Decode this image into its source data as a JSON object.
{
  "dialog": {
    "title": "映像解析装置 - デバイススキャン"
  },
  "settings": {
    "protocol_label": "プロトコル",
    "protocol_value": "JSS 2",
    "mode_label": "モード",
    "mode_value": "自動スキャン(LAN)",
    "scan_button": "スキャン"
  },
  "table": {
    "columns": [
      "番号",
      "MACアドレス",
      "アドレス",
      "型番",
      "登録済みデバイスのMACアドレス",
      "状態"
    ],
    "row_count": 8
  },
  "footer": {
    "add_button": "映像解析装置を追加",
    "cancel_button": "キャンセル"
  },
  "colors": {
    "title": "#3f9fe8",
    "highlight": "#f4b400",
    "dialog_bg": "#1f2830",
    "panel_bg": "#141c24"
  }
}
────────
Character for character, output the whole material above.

## Solution for this task
Decode this image into its source data as a JSON object.
{
  "dialog": {
    "title": "映像解析装置 - デバイススキャン"
  },
  "settings": {
    "protocol_label": "プロトコル",
    "protocol_value": "JSS 2",
    "mode_label": "モード",
    "mode_value": "自動スキャン(LAN)",
    "scan_button": "スキャン"
  },
  "table": {
    "columns": [
      "番号",
      "MACアドレス",
      "アドレス",
      "型番",
      "登録済みデバイスのMACアドレス",
      "状態"
    ],
    "row_count": 8
  },
  "footer": {
    "add_button": "映像解析装置を追加",
    "cancel_button": "キャンセル"
  },
  "colors": {
    "title": "#3f9fe8",
    "highlight": "#f4b400",
    "dialog_bg": "#1f2830",
    "panel_bg": "#141c24"
  }
}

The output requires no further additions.